Argued May 28, 1987
Decided June 30, 1987
Appeal from the Appellate Division of the Supreme Court in the First Judicial Department, Lester Evens, J.
Alan E. Bandler for appellant.
Michael B. Mukasey, Harold R. Tyler, Jr., and Blair Axel for respondents.
The order of the Appellate Division should be affirmed, with costs.
In its complaint seeking a commission, plaintiff — a real estate broker — alleged that it procured a buyer for certain property owned by defendants, that it advised defendants that such offer was subject to the commission, that the buyer was ready, willing and able to purchase the premises on the terms and conditions agreed to by defendants, and that it therefore had a right to recover the commission from defendants. In discovery and in affidavits responding to defendants' motion for summary judgment, plaintiff described a series of telephone calls and meetings which it initiated in May 1983, culminating several months later in the termination of negotiations between defendants and plaintiff's proposed buyer ("the Goodsteins") and defendants' sale of the property to another party. Plaintiff urges that there is at least a triable issue of material fact with respect to its employment as defendants' agent for the sale of the property, giving rise to an implied contract. A divided Appellate Division granted summary judgment dismissing the complaint, concluding that there was no agreement to employ plaintiff as defendants' agent, and that as a mere volunteer plaintiff had no right to a commission.

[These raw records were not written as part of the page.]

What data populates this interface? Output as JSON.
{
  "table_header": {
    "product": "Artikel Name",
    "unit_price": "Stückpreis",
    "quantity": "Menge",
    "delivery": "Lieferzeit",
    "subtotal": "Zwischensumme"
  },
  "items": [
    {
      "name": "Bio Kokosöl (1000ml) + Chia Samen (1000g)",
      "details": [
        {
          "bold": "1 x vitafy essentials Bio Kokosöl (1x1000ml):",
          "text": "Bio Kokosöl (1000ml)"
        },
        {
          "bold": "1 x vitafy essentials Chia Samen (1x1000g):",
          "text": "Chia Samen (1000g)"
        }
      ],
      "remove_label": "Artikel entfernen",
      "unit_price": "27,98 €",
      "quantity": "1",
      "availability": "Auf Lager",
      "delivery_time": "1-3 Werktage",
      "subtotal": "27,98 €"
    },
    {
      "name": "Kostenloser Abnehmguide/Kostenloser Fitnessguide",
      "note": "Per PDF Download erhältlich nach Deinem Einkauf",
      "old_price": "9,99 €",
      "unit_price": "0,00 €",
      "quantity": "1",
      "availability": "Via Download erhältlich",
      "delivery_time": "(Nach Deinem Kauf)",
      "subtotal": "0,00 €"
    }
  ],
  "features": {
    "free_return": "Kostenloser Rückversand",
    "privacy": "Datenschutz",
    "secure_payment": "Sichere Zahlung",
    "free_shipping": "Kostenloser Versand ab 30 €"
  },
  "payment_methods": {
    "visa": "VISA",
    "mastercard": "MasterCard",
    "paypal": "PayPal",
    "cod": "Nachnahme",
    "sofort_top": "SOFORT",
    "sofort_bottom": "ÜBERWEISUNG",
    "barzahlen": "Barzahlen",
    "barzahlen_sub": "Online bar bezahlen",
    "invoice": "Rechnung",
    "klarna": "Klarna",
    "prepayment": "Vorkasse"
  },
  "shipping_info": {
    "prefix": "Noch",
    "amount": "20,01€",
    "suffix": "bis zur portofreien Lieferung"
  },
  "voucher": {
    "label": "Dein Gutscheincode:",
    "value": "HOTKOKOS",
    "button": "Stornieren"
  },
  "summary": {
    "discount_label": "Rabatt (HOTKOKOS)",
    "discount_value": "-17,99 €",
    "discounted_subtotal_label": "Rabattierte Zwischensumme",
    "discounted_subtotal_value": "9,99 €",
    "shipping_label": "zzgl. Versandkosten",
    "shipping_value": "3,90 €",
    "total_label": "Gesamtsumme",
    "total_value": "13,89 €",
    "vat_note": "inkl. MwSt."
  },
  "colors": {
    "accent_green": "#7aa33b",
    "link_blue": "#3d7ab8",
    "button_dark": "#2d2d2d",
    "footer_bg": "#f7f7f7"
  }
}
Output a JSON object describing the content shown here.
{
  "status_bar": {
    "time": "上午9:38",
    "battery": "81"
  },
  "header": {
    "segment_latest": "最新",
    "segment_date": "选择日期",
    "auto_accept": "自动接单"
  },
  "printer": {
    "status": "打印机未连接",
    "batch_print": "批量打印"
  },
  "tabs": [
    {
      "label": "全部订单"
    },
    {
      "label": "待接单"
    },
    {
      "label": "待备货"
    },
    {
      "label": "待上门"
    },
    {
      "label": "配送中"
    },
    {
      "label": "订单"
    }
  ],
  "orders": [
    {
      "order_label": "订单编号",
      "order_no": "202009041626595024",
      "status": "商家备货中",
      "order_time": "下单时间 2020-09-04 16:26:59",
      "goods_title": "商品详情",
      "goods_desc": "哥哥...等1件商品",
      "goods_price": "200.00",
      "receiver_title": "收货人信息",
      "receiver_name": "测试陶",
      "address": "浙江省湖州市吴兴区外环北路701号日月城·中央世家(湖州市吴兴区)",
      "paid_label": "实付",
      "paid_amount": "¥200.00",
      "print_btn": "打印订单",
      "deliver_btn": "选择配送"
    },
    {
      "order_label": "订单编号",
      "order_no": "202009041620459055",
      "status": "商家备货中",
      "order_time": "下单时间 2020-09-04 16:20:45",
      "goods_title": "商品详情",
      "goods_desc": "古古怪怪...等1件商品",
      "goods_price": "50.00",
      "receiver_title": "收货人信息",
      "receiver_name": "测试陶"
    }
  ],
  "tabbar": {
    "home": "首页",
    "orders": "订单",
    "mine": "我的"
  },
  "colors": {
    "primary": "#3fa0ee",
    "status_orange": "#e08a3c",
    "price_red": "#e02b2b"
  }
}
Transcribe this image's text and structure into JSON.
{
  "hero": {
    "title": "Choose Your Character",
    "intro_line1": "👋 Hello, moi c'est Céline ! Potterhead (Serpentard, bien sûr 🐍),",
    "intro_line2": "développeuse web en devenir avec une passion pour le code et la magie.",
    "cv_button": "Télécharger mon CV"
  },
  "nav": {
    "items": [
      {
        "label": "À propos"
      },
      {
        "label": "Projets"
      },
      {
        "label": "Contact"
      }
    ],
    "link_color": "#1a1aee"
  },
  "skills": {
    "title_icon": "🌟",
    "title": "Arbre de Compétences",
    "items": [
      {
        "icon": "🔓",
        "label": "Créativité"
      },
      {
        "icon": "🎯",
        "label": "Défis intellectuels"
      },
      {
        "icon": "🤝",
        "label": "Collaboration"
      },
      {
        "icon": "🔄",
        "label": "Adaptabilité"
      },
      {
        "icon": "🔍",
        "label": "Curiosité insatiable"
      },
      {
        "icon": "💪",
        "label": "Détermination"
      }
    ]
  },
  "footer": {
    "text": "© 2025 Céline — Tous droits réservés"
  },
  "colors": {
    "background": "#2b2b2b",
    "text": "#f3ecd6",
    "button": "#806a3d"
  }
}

Central to plaintiff's recovery of any brokerage commission from defendants, of course, is that it must plead and prove that it was employed by defendants. Any implication of employment of plaintiff as defendants' agent in this transaction is explicitly negated by plaintiff's own signed agreement with the Goodsteins — which it in no way disavows — and which begins: "We have acted as your agent in connection with your prospective acquisition of the above premises." A contract cannot be implied in fact where there is an express contract covering the subject matter involved (Miller v Schloss, 218 N.Y. 400, 406-407). Here, not only is there an express contract regarding plaintiff's employment as a broker with respect to the sale of the property, but also the contract reciting that plaintiff has "acted as [the buyer's] agent" in the transaction negates plaintiff's present contention that it was in fact employed as the sellers' agent.
Chief Judge WACHTLER and Judges SIMONS, KAYE, ALEXANDER, TITONE, HANCOCK, JR., and BELLACOSA concur.
Order affirmed, with costs, in a memorandum.